It is common practice in the Labour Law field to dismiss employees who have been proven to have committed theft. The cornerstone of the employment relationship is one of trust. It is reasonable to state that when an employer no longer trusts an employee that, that employment relationship should be broken. Obviously, the legislation protects employees on the basis that an employer has to prove the merits of the case i.e. that theft did exist and also have to go through a proper process which is normally a disciplinary hearing.

In a particular case despite the fact that the theft was shown to have been committed and there was a proper disciplinary hearing, the Arbitrator at the Commission for Conciliation Mediation and Arbitration ruled, despite many negative circumstances, that the employee was retrospectively reinstated on the date of his dismissal.

In an interesting judgement handed down by the Supreme Court of Appeal of the Republic of South Africa, the judges accepted that a reinstatement was fair and reasonable but changed the ruling to accord the second CCMA ruling i.e. reinstatement, the final written warning valid for 6 months. Such reinstatement would take effect from the date of the award and not from the time of the dismissal. This judgement does certainly throw the “cat amongst the pigeons”. The employer was Shoprite and the employee was Mr Maake. Mr Maake was filmed on three separate occasions, consuming food that clearly belonged to Shoprite. Shoprite had an enormous shrinkage problem and had a rule against the consumption of food in certain areas. Clearly, Mr Maake had consumed the food which did not belong to him, without permission. There was no challenge to the procedure in effecting the dismissal, however, the initial Arbitrator at the CCMA said that discipline had to be progressively imposed and that Mr Maake had a clean long service record and he believed that in the totality of the circumstances that dismissal was too harsh a sanction.

It is also interesting to note that Mr Maake, the employee, at first denied that he was the person on the video clips and then admitted it. Finally in a counter application at the Labour Court Mr Maake once again denied that he was the person who featured in the video clips. The court said “it is safe to say that Mr Maake was not contrite”. This court case went through to Arbitrators, The Labour Court, The Labour Appeal Court and the Supreme Court of Appeal of the Republic of South Africa. The dismissal took place on the 2nd December 2000 and the final judgement was give on the 27th March 2009. It appears that the labour justice system failed both the employee and the employer. The court said “regrettably, as will become evident, this case has had a long and gruelling journey”. This long journey has certainly created a strange precedent as it could leave the impression that theft could under certain circumstances warrant a final written warning and not dismissal.

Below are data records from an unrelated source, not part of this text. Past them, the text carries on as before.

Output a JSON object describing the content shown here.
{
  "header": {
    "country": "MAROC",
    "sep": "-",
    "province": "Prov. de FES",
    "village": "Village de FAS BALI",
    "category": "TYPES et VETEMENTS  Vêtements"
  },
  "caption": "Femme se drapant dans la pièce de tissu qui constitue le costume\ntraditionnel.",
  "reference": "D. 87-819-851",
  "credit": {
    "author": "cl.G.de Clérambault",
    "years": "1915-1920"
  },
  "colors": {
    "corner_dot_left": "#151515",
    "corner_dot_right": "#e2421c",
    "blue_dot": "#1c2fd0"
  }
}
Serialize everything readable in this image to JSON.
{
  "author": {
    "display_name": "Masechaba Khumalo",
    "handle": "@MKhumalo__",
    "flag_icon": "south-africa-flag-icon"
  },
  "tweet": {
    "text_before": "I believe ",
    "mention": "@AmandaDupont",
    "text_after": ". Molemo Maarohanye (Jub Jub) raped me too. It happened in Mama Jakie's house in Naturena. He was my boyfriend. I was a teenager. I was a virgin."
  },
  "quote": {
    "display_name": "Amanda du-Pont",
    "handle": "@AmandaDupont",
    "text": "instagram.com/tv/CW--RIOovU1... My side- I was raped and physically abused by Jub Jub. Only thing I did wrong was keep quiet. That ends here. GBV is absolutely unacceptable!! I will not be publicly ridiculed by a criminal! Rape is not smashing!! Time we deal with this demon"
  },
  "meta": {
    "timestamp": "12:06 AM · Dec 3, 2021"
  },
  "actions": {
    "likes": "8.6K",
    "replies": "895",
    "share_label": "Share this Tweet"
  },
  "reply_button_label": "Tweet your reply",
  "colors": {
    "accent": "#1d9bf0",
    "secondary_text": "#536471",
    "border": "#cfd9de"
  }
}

This means that many institutions would be required to continue employing dishonest people.

We all know that employers and employees alike have a right to fair labour practice in terms of our constitution and we all understand that it is for Commissioners at the CCMA or the Bargaining Councils to determine the fairness of the dismissal, however, we need to be able to have certainty in the law and we need to ensure that the regulation of the employment relationship is consistent. These particular circumstances of the above mentioned case do appear to destroy that certainty and consistency. The caution to employers is to take into account length of service, which is the 30 years in this case and the clean record such as that in this case. It should also be mentioned that the value of the goods stolen in this particular case was negligible. Despite this uncertainty it should still be a rule of thumb that theft is equal to dismissal.